Return every entry below word for word and leave out any picture.

■ Data in this exercise ■
BEGIN

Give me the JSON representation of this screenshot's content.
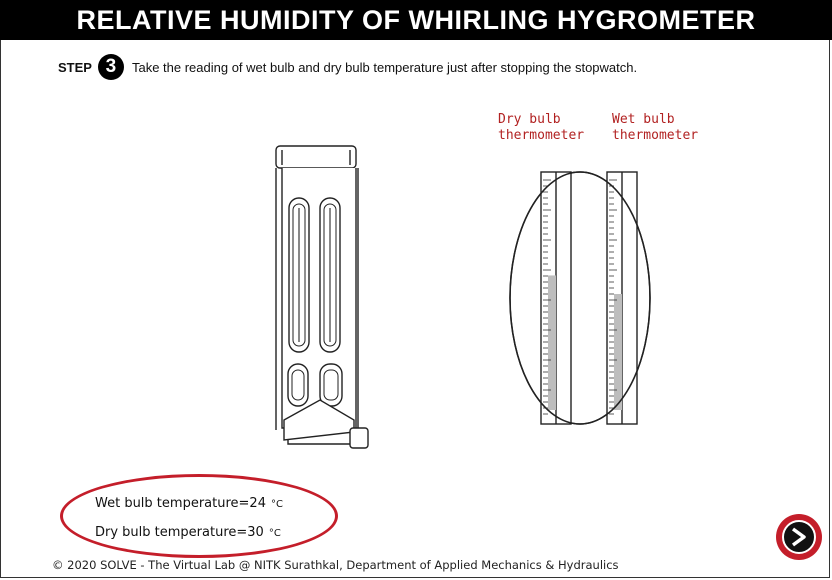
{
  "header": {
    "title": "RELATIVE HUMIDITY OF WHIRLING HYGROMETER"
  },
  "step": {
    "word": "STEP",
    "number": "3",
    "instruction": "Take the reading of wet bulb and dry bulb temperature just after stopping the stopwatch."
  },
  "labels": {
    "dry_bulb": [
      "Dry bulb",
      "thermometer"
    ],
    "wet_bulb": [
      "Wet bulb",
      "thermometer"
    ]
  },
  "readings": {
    "wet": {
      "label": "Wet bulb temperature=",
      "value": "24",
      "unit": "°C"
    },
    "dry": {
      "label": "Dry bulb temperature=",
      "value": "30",
      "unit": "°C"
    }
  },
  "footer": {
    "text": "© 2020 SOLVE - The Virtual Lab @ NITK Surathkal, Department of Applied Mechanics & Hydraulics"
  },
  "colors": {
    "accent": "#c41e2a",
    "label": "#b22222",
    "header_bg": "#000000",
    "mercury": "#bdbdbd"
  },
  "icons": {
    "next": "next-arrow-icon"
  },
  "thermometers": {
    "dry_fill_fraction": 0.58,
    "wet_fill_fraction": 0.5
  }
}
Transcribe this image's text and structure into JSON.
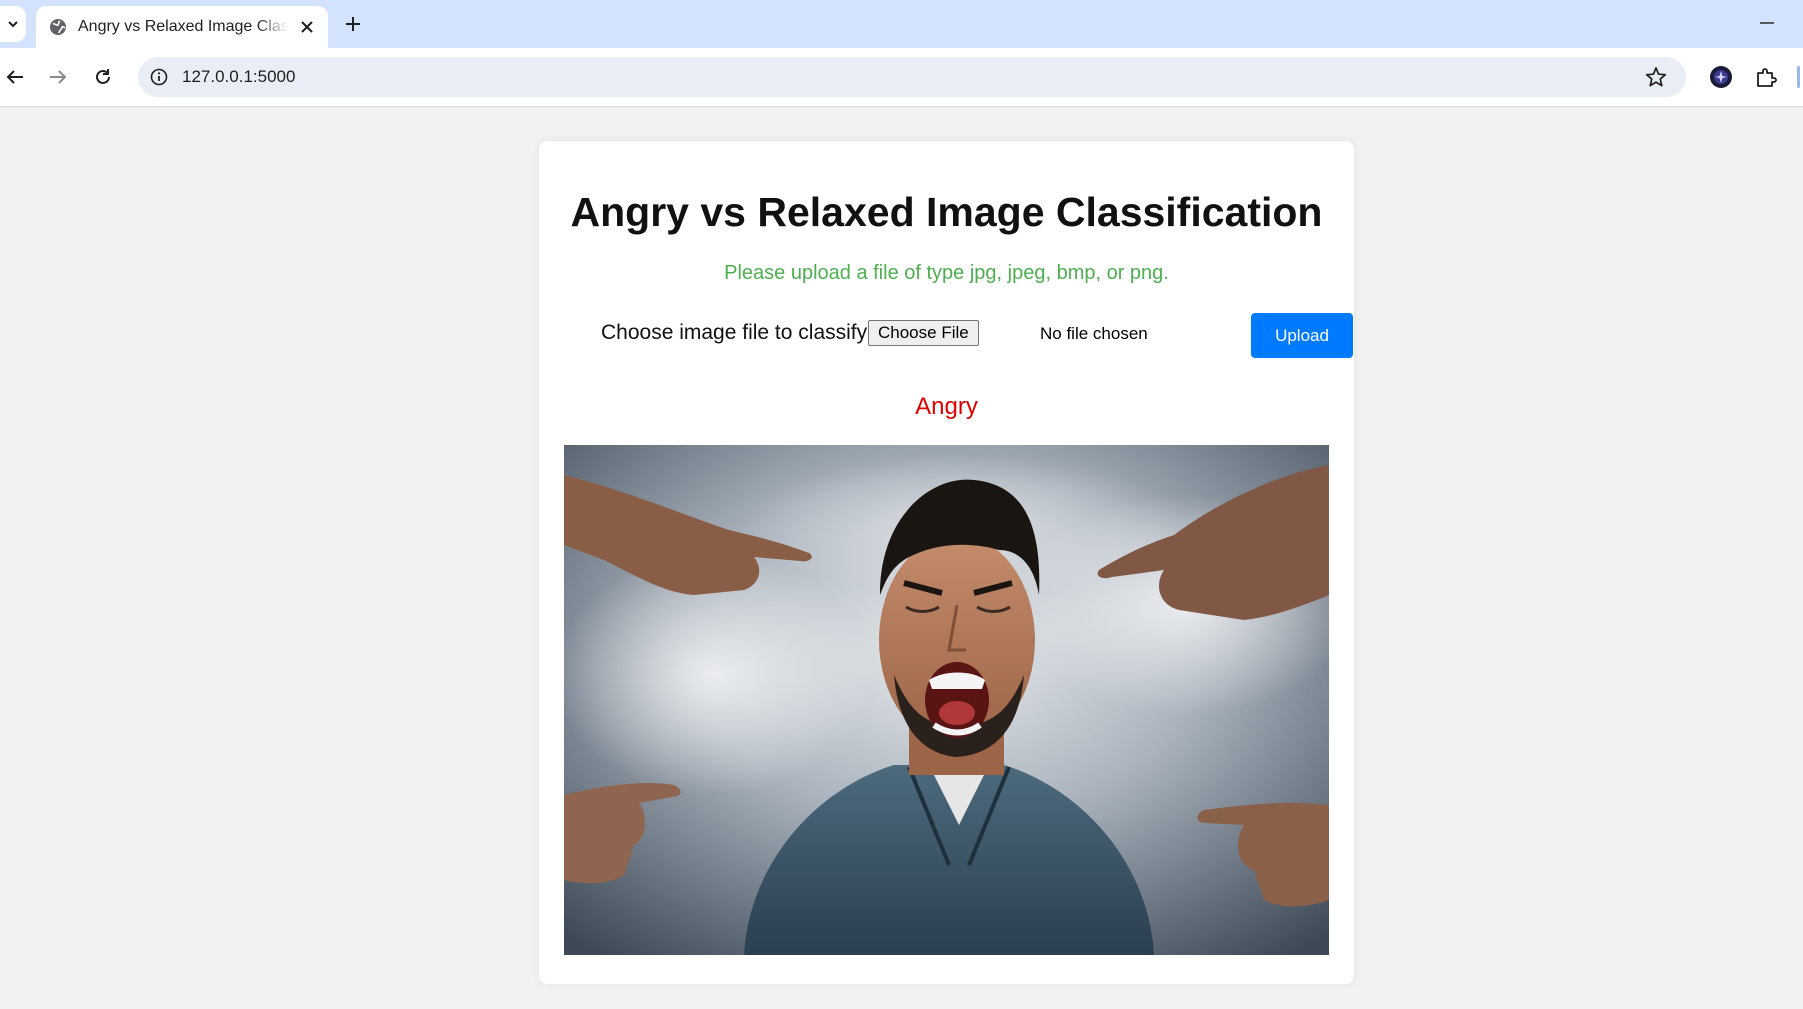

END

■ Expected output ■
Give me the JSON representation of this screenshot's content.
{
  "header": {
    "title": "RELATIVE HUMIDITY OF WHIRLING HYGROMETER"
  },
  "step": {
    "word": "STEP",
    "number": "3",
    "instruction": "Take the reading of wet bulb and dry bulb temperature just after stopping the stopwatch."
  },
  "labels": {
    "dry_bulb": [
      "Dry bulb",
      "thermometer"
    ],
    "wet_bulb": [
      "Wet bulb",
      "thermometer"
    ]
  },
  "readings": {
    "wet": {
      "label": "Wet bulb temperature=",
      "value": "24",
      "unit": "°C"
    },
    "dry": {
      "label": "Dry bulb temperature=",
      "value": "30",
      "unit": "°C"
    }
  },
  "footer": {
    "text": "© 2020 SOLVE - The Virtual Lab @ NITK Surathkal, Department of Applied Mechanics & Hydraulics"
  },
  "colors": {
    "accent": "#c41e2a",
    "label": "#b22222",
    "header_bg": "#000000",
    "mercury": "#bdbdbd"
  },
  "icons": {
    "next": "next-arrow-icon"
  },
  "thermometers": {
    "dry_fill_fraction": 0.58,
    "wet_fill_fraction": 0.5
  }
}
Transcribe this image's text and structure into JSON.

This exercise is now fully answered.